Segment Open

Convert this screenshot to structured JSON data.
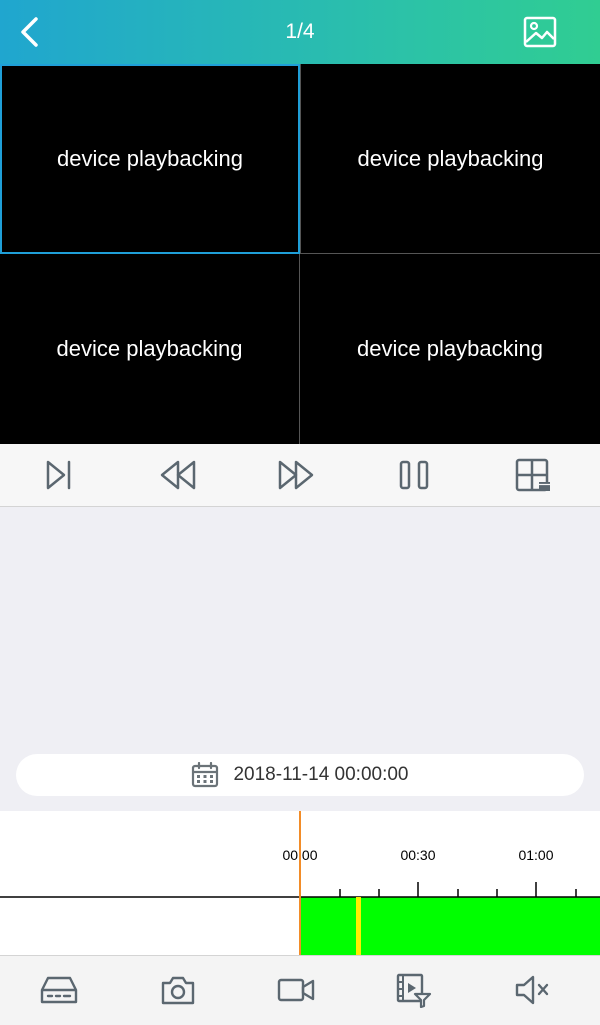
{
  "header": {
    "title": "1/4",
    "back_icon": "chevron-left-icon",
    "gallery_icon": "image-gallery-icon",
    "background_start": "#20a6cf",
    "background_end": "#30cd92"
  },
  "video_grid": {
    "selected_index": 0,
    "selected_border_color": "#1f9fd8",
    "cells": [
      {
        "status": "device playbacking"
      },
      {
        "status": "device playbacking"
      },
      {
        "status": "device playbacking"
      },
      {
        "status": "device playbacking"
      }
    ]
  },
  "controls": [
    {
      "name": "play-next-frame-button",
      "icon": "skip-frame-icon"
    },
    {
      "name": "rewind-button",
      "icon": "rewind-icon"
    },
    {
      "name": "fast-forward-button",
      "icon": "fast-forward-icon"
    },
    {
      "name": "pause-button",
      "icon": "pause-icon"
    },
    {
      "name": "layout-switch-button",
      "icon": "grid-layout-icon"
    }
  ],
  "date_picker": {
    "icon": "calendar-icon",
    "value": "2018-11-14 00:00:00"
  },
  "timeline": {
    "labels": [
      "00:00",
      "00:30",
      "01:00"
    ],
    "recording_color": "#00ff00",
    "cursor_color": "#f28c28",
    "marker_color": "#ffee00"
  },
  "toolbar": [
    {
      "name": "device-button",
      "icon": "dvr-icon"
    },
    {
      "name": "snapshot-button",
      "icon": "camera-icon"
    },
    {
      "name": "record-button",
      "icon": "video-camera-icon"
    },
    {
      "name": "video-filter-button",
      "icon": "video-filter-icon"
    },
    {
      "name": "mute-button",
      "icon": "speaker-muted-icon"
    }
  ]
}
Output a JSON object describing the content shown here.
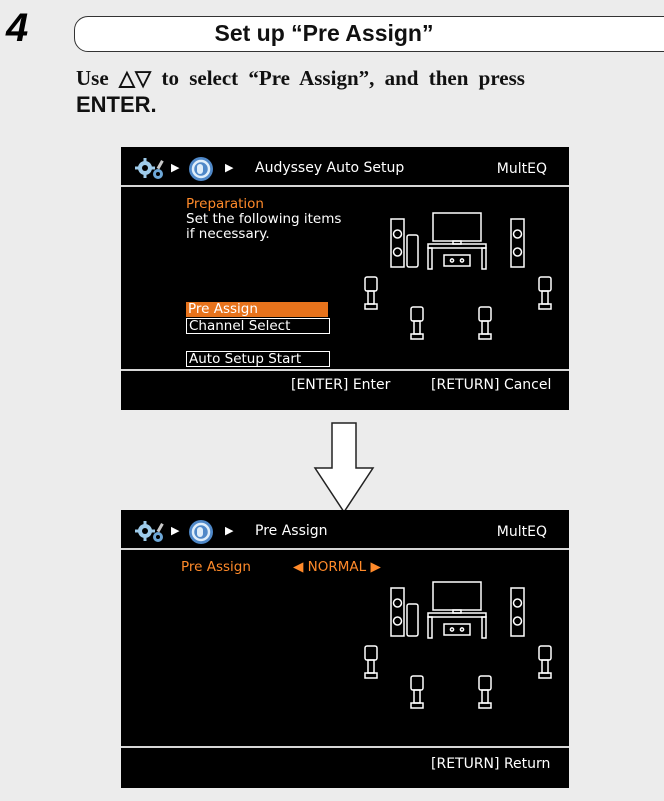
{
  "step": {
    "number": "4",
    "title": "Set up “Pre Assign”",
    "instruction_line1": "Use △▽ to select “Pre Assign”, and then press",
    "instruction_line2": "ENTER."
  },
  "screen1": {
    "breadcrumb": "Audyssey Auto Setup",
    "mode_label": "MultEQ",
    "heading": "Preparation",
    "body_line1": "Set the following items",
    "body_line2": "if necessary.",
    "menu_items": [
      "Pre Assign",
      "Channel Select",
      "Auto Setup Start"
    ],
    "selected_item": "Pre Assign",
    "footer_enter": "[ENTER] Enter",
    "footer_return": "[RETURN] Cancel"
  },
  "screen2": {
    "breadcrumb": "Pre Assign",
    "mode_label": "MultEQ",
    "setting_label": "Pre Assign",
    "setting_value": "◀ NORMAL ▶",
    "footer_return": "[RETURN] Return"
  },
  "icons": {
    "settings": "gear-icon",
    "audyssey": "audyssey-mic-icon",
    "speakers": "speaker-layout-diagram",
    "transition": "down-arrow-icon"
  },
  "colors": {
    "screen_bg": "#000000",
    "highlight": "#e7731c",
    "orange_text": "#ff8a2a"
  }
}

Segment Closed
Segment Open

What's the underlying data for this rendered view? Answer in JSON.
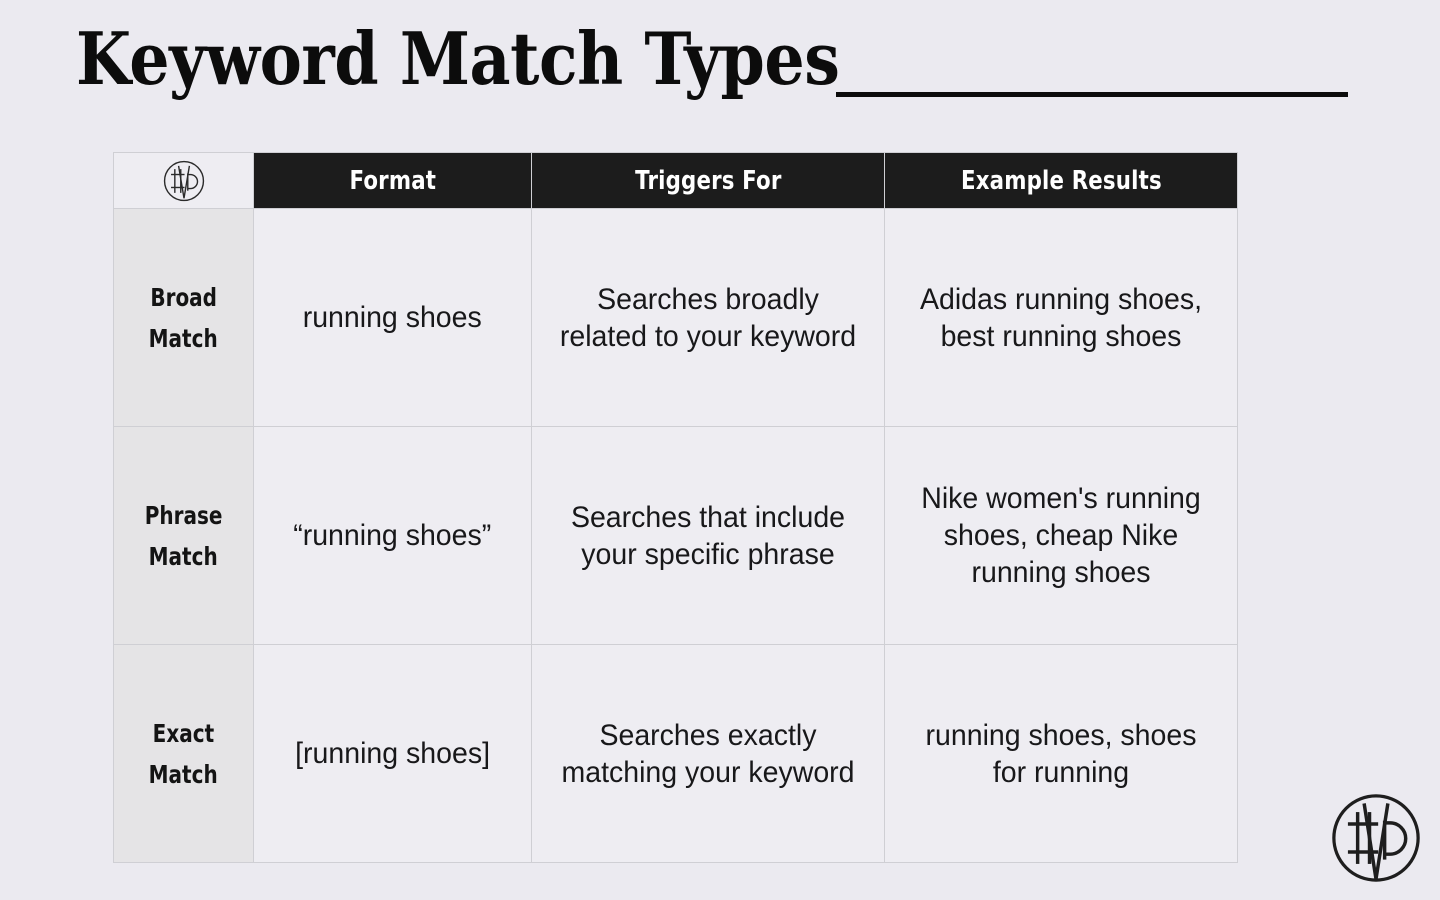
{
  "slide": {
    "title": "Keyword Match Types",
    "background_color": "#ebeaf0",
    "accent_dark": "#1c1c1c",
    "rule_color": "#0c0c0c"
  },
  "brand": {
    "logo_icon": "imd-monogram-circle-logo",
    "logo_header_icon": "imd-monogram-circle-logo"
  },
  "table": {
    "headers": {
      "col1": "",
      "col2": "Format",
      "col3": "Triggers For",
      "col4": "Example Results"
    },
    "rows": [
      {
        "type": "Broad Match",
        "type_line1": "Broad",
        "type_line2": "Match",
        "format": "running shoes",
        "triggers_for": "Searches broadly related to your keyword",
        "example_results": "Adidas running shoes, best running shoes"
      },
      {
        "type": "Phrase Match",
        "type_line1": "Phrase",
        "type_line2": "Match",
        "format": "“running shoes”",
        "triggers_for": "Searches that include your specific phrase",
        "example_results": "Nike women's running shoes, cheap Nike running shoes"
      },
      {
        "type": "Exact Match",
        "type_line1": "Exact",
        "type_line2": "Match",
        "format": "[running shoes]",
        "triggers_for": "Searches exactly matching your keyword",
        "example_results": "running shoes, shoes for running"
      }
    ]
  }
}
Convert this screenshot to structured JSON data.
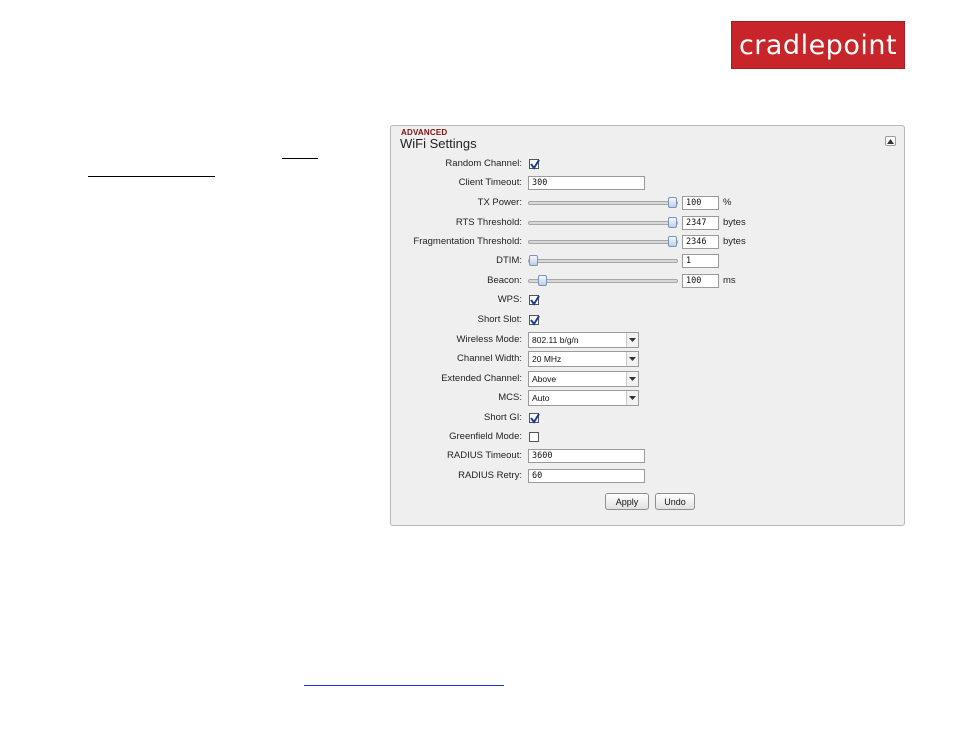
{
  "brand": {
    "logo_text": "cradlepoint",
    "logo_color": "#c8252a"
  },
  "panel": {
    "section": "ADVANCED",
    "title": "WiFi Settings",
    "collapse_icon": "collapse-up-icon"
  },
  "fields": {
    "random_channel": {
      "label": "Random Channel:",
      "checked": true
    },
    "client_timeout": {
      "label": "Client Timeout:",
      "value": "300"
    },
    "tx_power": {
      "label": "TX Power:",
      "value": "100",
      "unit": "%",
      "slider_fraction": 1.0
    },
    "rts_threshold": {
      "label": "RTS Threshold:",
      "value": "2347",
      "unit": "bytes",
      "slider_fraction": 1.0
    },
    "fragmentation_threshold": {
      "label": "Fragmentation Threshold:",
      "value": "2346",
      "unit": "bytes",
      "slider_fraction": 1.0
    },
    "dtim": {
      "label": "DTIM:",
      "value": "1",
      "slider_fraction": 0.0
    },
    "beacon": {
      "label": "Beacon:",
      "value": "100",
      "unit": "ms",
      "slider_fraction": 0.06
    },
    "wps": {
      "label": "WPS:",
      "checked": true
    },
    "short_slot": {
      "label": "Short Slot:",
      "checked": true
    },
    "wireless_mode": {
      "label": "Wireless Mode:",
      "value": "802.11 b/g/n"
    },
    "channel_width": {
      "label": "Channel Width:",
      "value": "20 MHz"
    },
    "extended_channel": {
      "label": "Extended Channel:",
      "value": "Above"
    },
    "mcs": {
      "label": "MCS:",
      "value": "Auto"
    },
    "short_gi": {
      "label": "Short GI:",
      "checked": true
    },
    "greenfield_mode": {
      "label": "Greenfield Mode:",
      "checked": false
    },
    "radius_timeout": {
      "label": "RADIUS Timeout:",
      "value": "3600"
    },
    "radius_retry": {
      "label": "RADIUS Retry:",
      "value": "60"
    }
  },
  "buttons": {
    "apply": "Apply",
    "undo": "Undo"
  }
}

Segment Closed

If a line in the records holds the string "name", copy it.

      "name": "play-next-frame-button",
      "name": "rewind-button",
      "name": "fast-forward-button",
      "name": "pause-button",
      "name": "layout-switch-button",
      "name": "device-button",
      "name": "snapshot-button",
      "name": "record-button",
      "name": "video-filter-button",
      "name": "mute-button",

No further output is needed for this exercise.